A new crisis prevention/emergency room diversion initiative recently implemented by the Mental Health Association in Essex County has shown early promise. Shelby Davis, Mobile Crisis Prevention Coordinator, has stepped in to help the organization’s care management team, diligently working with people identified as emergency room high-utilizers to prevent unnecessary visits and improve outcomes.
According to Marisa Gaddor, the organization’s Chief Care Coordinator, the team accesses client records daily. Gaddor explained, “I log into PSYCKES (Psychiatric Services and Clinical Knowledge Enhancement System) to pull up indicators and look at progress reports, narrowing my search to clients who have been flagged. We investigate emergency department visits to see what happened. What triggered the visit? Was it a legitimate visit?” Once Gaddor has a better handle on each situation, she forwards the information to Davis who then sends an introductory letter to the client and calls to set up an initial in-person meeting. “She figures out what happened. Is there anything missing? Is this a situation that keeps repeating itself?” said Gaddor. Once the picture becomes clearer, Davis then shares information with all involved providers, the client, and family members, if appropriate, so everyone is on the same page.
“We look at things like the (client’s) medication management plan, current diagnosis, safety screenings, and more, so we can come up with a more holistic care approach. At the end of the day, we’re trying to coordinate the work of our care managers and ER staff, sharing information and presenting data that we hope is useful,” said Gaddor.

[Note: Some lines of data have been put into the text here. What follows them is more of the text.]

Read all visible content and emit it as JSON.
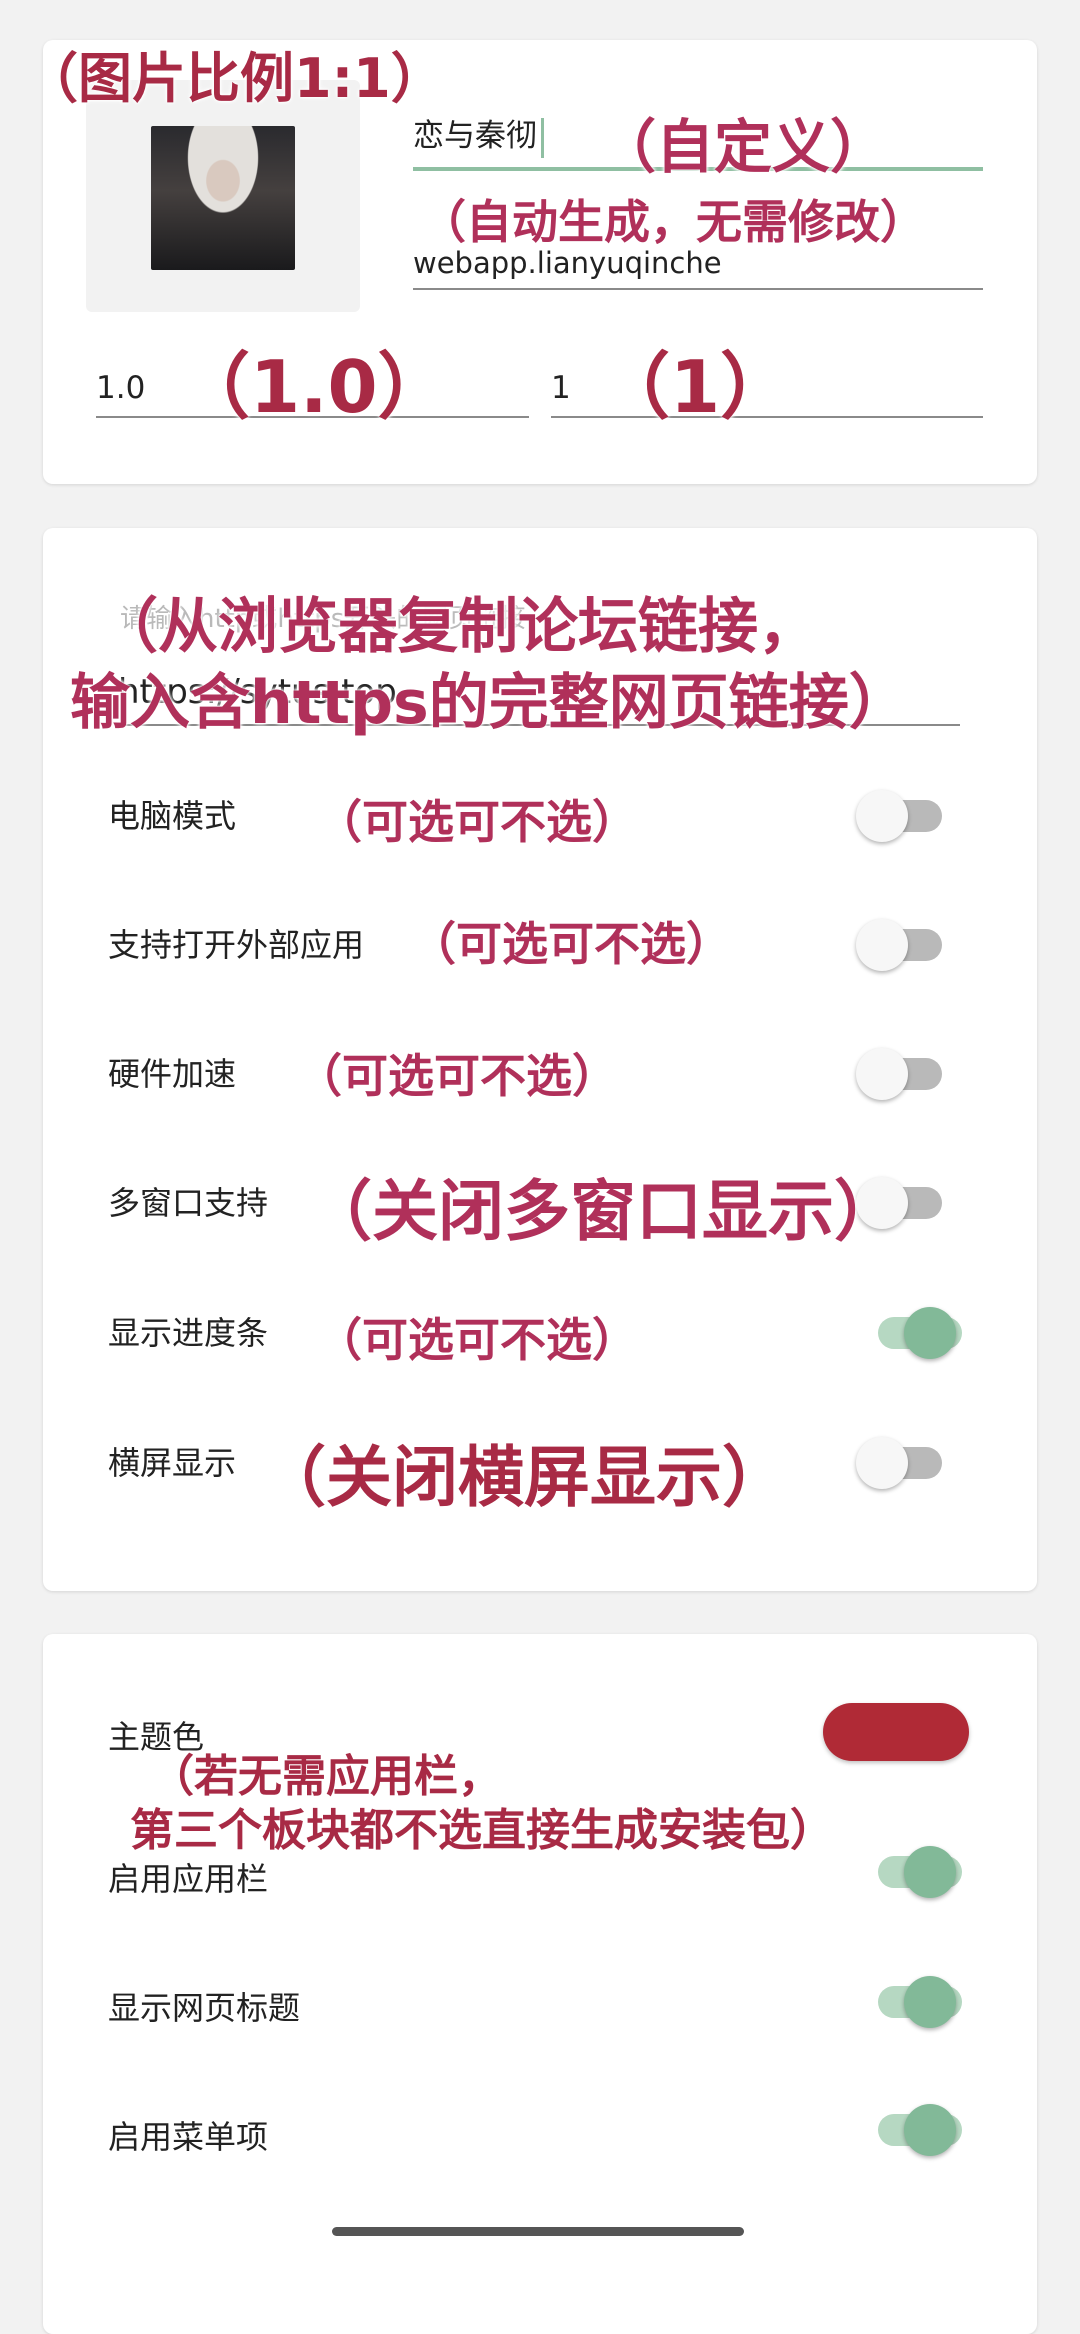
{
  "annotations": {
    "ratio": "（图片比例1:1）",
    "custom": "（自定义）",
    "auto": "（自动生成，无需修改）",
    "version_name": "（1.0）",
    "version_code": "（1）",
    "url_line1": "（从浏览器复制论坛链接，",
    "url_line2": "输入含https的完整网页链接）",
    "optional1": "（可选可不选）",
    "optional2": "（可选可不选）",
    "optional3": "（可选可不选）",
    "close_multi": "（关闭多窗口显示）",
    "optional4": "（可选可不选）",
    "close_landscape": "（关闭横屏显示）",
    "appbar_line1": "（若无需应用栏，",
    "appbar_line2": "第三个板块都不选直接生成安装包）"
  },
  "app_info": {
    "app_name": "恋与秦彻",
    "package_name": "webapp.lianyuqinche",
    "version_name": "1.0",
    "version_code": "1"
  },
  "url_section": {
    "placeholder": "请输入http或https开头的网页链接",
    "value": "https://sytus.top"
  },
  "options": [
    {
      "label": "电脑模式",
      "on": false
    },
    {
      "label": "支持打开外部应用",
      "on": false
    },
    {
      "label": "硬件加速",
      "on": false
    },
    {
      "label": "多窗口支持",
      "on": false
    },
    {
      "label": "显示进度条",
      "on": true
    },
    {
      "label": "横屏显示",
      "on": false
    }
  ],
  "theme": {
    "label": "主题色",
    "color": "#b02a36",
    "toggles": [
      {
        "label": "启用应用栏",
        "on": true
      },
      {
        "label": "显示网页标题",
        "on": true
      },
      {
        "label": "启用菜单项",
        "on": true
      }
    ]
  },
  "colors": {
    "accent": "#82b998",
    "annotation": "#b0305a"
  }
}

“Shelby is also a 9-1-1 dispatcher and an EMT, so she’s linked everywhere,” stated Gaddor. “What she’s accomplished so far with these clients is very impressive. She’s really hustling. We are very excited to see how her hard work will impact future outcomes.”